As this newsletter is being prepared, the inaugural school play has been performing. Moliere’s Tartuffe is being studied by the VCE theatre studies class and they have led the development of the performance under the direction of their teacher Mr William Donaldson. After producing our first musical last year, it is incredibly pleasing to now see a stage play being performed.
The philosophy of the school is focussed on producing ‘well rounded’ students; the Renaissance person. The culture of the school therefore needs to ensure that we offer a broad and diverse range of opportunities for our students. The play, along with the music programme, the musical, sport, co-curricular and the House system, all help build this broad and diverse culture that enhances the education of all the students.
I would like to thank the staff and students involved in the production of the play. In addition to Mr Donaldson, our set builder Dr David King; costumer Ms Martha Goodridge-Kelly; make-up artist Ms Piri Jakub von Szengelice; and technical specialist Mr Robin Czuchnowski. The time and effort they have committed to the production has been very much appreciated. I would also like to thank the members of the school community who have supported the efforts of the cast and crew by being in the audience. I look forward to next year’s production, as well as the school musical in Term 3 this year.
While the theatrical talent of the student body has been on display this week, there have been other notable achievements by our students. The Lions Club of Australia run a National Youth of the Year competition at which state, after an exhaustive selection process, is represented in a national competition. The Victorian representative this year was SCHS’ very own Joshua Cordina from Year 12. Just making it to the national final was an exceptional effort, and while he was not the ‘national winner’, Joshua was an outstanding candidate in the competition.
Although we are only at the end of week four in an eleven week term, our students have been involved in a whole range of activities, including inter school sport and House debating. Added to this the music programme conducted their first soiree of the year last Monday. With so many activities happening, school is a vibrant and busy place to be on any day of the week.
International opportunities are also an important aspect of the educational life of the school. Earlier this year a group of students and staff travelled to China and in Term 4 we will have a group of ten Year 9 students participate in the Victorian Young Leaders to China programme. This is the second time we have participated in the VYLC. The programme immerses the students in China for six weeks and is aimed at improving their language skills and further developing their cultural understanding. At the end of this term three students and a teacher will be participating in the Singapore International Science Challenge, a biannual event hosted by the National Junior College (NJC). Later this year we will begin an exchange and research programme with NJC. However, overseas trip are not just about traditional educational opportunities.
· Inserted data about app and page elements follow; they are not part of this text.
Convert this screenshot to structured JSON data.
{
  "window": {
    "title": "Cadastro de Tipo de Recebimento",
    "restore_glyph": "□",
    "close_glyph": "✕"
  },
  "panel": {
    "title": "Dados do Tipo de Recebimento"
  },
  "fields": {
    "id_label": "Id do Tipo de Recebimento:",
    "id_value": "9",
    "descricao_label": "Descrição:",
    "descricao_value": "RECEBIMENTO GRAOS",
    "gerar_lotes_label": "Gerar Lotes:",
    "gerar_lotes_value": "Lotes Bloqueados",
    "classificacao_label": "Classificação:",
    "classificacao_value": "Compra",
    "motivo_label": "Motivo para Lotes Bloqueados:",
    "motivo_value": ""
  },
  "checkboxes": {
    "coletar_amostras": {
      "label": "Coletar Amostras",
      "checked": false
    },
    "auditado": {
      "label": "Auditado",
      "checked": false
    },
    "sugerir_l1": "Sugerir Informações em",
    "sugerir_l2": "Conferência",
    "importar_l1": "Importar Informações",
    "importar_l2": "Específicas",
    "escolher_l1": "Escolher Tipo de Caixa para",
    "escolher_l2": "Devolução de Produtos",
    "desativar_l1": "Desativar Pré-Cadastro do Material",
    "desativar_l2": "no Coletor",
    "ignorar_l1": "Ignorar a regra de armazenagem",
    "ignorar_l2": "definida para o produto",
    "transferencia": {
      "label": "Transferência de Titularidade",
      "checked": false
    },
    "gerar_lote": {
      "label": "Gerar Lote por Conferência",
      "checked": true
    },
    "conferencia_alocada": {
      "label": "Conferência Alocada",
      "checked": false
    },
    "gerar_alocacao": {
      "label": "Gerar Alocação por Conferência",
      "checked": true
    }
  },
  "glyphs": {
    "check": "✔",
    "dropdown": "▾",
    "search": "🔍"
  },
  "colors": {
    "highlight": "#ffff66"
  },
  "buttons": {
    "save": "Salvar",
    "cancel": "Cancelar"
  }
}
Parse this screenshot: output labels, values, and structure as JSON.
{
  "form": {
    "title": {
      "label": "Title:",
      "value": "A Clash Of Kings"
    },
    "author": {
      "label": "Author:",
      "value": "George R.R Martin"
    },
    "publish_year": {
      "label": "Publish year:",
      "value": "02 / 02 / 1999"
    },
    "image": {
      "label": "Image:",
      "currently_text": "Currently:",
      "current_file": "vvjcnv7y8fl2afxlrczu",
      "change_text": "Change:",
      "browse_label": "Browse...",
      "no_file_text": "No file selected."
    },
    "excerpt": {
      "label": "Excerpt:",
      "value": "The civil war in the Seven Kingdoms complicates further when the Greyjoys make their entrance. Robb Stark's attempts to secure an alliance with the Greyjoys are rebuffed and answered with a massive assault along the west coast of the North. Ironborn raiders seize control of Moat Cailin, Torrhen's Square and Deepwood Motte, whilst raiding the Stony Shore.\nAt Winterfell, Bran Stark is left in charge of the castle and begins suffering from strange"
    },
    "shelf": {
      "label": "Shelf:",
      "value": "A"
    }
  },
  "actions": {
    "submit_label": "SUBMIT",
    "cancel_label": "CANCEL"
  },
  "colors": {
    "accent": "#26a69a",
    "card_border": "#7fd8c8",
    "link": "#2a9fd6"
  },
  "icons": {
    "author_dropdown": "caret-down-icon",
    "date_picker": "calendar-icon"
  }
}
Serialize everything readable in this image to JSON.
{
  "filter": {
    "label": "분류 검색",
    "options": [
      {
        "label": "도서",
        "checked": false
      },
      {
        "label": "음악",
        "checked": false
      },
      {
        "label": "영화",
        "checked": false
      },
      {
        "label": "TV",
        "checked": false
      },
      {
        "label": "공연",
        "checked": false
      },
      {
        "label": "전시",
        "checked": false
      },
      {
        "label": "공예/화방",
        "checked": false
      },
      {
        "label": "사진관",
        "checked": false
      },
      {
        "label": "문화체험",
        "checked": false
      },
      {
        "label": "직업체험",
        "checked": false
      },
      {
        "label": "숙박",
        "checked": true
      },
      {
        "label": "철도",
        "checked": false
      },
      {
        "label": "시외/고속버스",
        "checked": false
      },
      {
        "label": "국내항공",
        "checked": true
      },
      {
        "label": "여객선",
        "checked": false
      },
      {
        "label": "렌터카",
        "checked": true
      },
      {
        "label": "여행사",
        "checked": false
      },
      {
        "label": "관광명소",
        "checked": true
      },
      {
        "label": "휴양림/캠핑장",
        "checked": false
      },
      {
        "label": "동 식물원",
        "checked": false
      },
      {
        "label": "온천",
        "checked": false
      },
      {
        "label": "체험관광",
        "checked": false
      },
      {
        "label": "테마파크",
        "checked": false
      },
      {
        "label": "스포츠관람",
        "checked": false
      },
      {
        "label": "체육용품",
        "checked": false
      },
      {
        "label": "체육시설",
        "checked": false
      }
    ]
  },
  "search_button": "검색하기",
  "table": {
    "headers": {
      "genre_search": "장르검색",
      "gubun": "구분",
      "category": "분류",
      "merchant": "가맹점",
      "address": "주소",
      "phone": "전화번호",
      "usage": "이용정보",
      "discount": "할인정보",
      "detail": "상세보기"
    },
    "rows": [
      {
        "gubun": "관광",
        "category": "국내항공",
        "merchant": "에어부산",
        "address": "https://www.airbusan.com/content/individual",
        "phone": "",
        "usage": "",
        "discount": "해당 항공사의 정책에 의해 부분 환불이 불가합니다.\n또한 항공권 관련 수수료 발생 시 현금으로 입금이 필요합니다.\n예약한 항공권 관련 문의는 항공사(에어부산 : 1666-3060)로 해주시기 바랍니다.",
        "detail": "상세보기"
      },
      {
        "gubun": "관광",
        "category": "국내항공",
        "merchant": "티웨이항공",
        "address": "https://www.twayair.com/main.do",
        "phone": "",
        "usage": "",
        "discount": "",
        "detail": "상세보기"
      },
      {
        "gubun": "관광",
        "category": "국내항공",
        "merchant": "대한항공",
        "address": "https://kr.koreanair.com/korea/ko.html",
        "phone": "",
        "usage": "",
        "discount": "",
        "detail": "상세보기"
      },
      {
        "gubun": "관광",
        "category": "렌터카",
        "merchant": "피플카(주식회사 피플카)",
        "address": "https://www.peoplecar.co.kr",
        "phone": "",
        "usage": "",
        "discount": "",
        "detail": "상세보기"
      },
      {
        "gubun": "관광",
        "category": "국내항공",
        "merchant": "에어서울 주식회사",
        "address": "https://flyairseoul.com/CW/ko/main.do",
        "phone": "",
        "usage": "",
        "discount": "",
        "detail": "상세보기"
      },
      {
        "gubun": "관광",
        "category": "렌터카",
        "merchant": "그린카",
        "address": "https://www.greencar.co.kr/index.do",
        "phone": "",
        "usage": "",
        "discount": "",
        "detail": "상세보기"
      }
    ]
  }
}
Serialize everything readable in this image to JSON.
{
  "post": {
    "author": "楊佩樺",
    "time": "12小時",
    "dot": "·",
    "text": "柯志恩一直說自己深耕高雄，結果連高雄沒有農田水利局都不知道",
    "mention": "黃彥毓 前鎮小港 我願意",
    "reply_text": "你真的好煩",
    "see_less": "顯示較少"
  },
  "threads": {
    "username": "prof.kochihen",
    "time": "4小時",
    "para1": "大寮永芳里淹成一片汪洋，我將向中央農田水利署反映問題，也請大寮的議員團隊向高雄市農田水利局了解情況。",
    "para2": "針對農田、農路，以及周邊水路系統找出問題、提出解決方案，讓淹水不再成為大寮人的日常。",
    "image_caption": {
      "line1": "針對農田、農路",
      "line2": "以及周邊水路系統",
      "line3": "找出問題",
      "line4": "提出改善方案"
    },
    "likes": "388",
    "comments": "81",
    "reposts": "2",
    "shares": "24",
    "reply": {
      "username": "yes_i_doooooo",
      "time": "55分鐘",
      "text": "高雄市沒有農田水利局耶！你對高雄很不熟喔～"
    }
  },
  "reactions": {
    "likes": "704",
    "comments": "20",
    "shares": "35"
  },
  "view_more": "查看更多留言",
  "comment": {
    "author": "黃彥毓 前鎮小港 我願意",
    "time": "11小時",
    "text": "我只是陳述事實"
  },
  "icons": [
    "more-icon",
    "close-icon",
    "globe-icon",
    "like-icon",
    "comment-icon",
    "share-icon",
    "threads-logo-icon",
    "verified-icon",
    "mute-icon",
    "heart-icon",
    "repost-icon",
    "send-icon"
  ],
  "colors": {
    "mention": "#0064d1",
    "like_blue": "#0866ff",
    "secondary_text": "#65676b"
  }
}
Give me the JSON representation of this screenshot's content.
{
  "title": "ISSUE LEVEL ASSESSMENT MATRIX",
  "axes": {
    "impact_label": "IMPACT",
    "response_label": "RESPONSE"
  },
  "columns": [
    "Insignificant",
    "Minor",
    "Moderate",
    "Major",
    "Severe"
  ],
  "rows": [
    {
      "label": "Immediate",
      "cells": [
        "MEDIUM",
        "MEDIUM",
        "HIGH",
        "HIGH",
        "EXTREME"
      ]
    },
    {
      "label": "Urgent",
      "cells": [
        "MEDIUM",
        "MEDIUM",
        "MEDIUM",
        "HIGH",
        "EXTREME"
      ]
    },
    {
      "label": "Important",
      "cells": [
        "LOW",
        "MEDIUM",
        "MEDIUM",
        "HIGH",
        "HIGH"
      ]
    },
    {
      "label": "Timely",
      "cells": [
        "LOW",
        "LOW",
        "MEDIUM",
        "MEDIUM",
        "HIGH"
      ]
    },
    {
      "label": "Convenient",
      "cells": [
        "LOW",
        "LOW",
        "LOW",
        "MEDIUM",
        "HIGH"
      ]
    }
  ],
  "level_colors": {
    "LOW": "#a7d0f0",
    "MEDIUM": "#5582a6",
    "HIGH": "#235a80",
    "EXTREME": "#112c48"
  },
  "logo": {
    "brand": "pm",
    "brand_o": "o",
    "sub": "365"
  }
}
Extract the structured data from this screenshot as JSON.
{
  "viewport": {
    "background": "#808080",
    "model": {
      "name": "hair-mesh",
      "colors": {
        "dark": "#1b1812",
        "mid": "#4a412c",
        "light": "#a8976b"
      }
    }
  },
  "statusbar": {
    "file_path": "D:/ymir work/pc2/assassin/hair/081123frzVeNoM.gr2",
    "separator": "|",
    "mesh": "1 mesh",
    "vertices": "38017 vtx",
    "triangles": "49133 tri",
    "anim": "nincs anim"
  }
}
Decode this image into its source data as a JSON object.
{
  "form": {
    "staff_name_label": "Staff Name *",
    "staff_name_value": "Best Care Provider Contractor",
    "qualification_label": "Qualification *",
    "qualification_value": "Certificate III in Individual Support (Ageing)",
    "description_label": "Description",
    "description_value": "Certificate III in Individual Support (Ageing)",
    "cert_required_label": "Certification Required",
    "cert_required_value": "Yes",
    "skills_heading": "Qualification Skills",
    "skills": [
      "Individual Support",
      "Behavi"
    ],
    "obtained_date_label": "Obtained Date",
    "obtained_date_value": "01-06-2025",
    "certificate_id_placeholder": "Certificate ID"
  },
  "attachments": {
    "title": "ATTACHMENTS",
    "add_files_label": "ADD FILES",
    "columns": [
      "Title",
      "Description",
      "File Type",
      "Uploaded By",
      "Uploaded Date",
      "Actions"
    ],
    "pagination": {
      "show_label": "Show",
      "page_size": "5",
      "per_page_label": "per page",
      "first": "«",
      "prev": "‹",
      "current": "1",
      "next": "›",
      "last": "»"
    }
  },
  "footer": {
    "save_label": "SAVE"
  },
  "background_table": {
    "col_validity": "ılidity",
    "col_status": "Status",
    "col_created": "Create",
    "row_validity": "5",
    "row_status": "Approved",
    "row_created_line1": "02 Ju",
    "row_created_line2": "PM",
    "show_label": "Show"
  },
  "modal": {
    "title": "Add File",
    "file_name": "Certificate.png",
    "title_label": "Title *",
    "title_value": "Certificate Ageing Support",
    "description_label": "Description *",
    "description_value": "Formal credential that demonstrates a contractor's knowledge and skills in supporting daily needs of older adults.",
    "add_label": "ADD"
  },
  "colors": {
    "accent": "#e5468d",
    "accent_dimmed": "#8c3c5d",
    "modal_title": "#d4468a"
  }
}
In December 2016 we were involved in the Asia Pacific Youth Foundation (APYF) in Cambodia undertaking charity work with a primary school. The success of this trip was such that this year a group of students and staff will be travelling to Vietnam in December this year to work with a local community in the Mai Chau valley.
The past week also witnessed the Year 9 students undertaking NAPLAN. The results for NAPLAN are, quite frankly, of limited use to us. For high performing students the tests do not adequately discriminate in the top bands. And while it is pleasing to note that our students do incredibly well on NAPLAN, one could argue that given we’re a select entry school they should be achieving in the top bands! When the online version of NAPLAN is used in the future, the tests will be adaptive and should, therefore, be of more use to us teachers. And we should get the results in a much timelier manner.
It is important that we consider options for tracking student progress and find measures that are relatable. With this aim in mind, the Year 10 students will be sitting the eduTest exam on 15 June. Two years ago, as Year 8 students, the students sat the entrance exam. The battery of tests that we will undertake are the same six, at a higher level, that they sat two years ago. The advantage of this is that we will have data on each student that directly correlates. This will assist us in improving our teaching and learning and assisting individual students. This is an important consideration in a high performing school. Students and parents will receive the test results in the same format that you received when you they were in Year 8.
For the Year 12 students there are three big social and celebratory events. The first of these is the Year 12 Formal on the evening of the last day of this term. This is often a highlight for the students and staff alike. The other two events are at the end of the year. Unlike previous years the order of these events has been swapped. In the first week of Term 4 we will have Presentation Night, which is a night of celebration for the whole school, but the Year12 students in particular. Valedictory Dinner will then be held at the end of the VCE exam period. Our expectation is that all Year 12 students attend Presentation Night.
Education is more than just text books, exams and assessments. The culture of SCHS is aimed at widening the experiences for all of our students and expanding their educational horizons. We will continue to offer a diverse range of educational experiences and place high expectations on our students’ being involved in the whole educational programme.